- Natural history and prognosis. The prognosis for hepatic steatosis is favorable. Although nonalcoholic steatohepatitis is generally thought to be a clinically stable disease in most patients, it can progress to significant liver disease in a subgroup of patients. The risk factors for developing fibrosis and cirrhosis with nonalcoholic steatohepatitis include older age, obesity, diabetes mellitus, and aspartate aminotransferase/alanine aminotransferase higher than 1. Liver related mortality has been found in 11% of patients with Nonalcoholic fatty liver disease with hepatic fibrosis who were followed up for 10 years. Nonalcoholic fatty liver disease may be as important as alcohol or Hepatitis C virus infection in causing cirrhosis in the United States. In fact, orthotopic liver transplantation is currently being performed for decompensated liver disease caused by Nonalcoholic fatty liver disease. Better understanding of the mechanisms involved in the pathogenesis of Nonalcoholic fatty liver disease is expected to help identify patients with hepatic steatosis who are at high risk of developing progressive liver disease, portal hypertension, and other complications of cirrhosis.
- Treatment. There is no effective therapy for Nonalcoholic fatty liver disease. Current treatment modalities attempt to eliminate the factors that are commonly associated with Nonalcoholic fatty liver disease.

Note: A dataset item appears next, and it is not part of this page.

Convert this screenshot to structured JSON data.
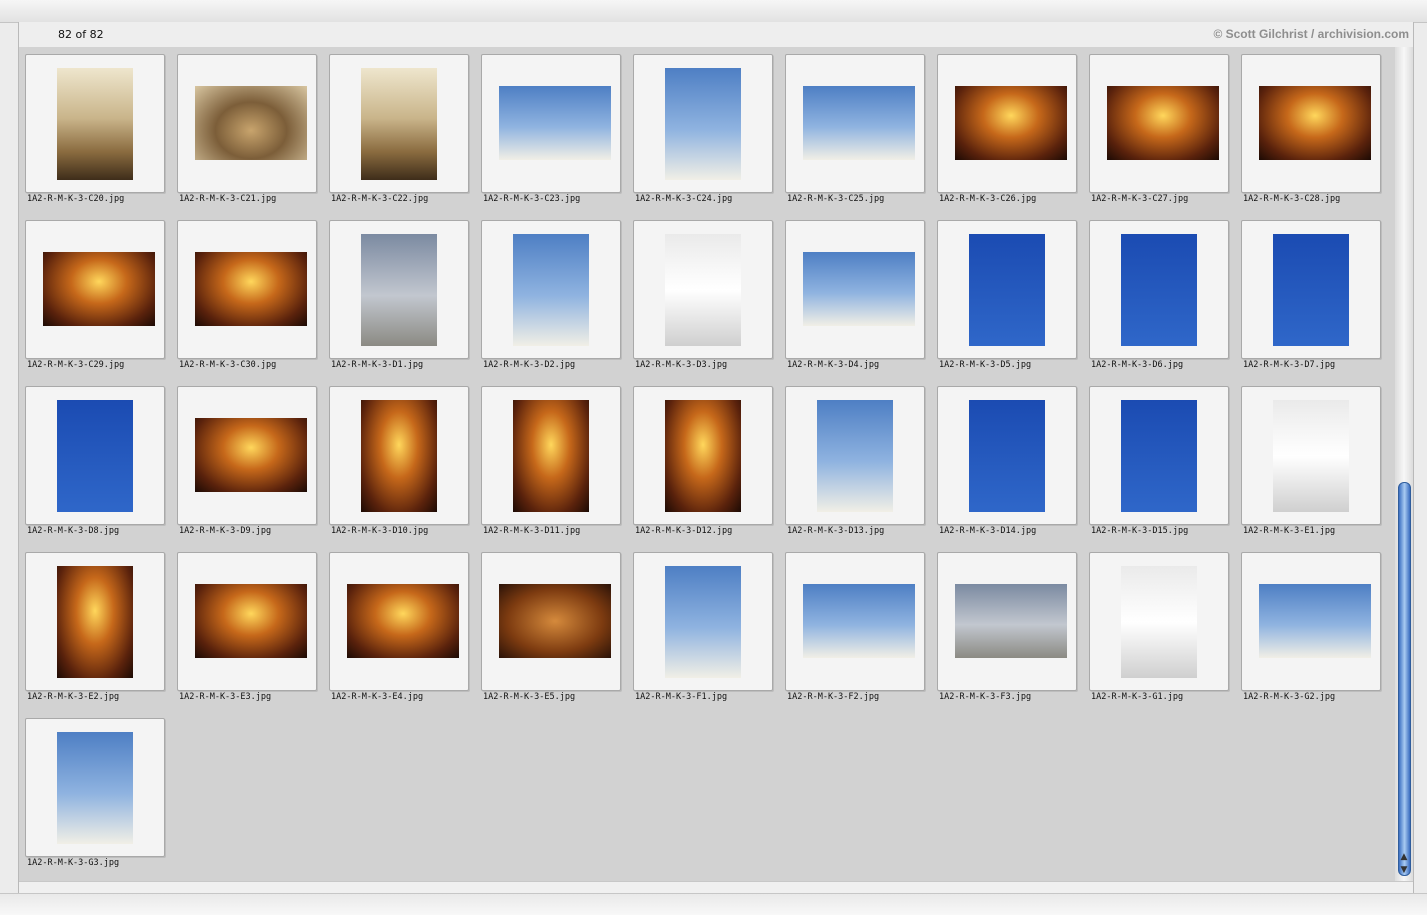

Weight loss, treatment of hyperglycemia, hyperlipidemia, and discontinuation of alcohol and potentially toxic drugs are recommended. In small, short-term studies, the use of ursodeoxycholic acid, gemfibrizol, betaine (a metabolite of choline), metronidazole and vitamin E resulted in improvement in liver chemistry tests and hepatic steatosis but no significant change in histological grade of inflammation or fibrosis has been observed. Newer treatment modalities using anticytokines (e.g., TNFО± antibodies, antioxidants, glutathione prodrugs, and insulin sensitizers) are being evaluated. Patients with Nonalcoholic fatty liver disease who develop hepatic decompensation should be evaluated for liver transplantation. In a number of patients nonalcoholic steatohepatitis has been observed to recur after successful liver transplantation.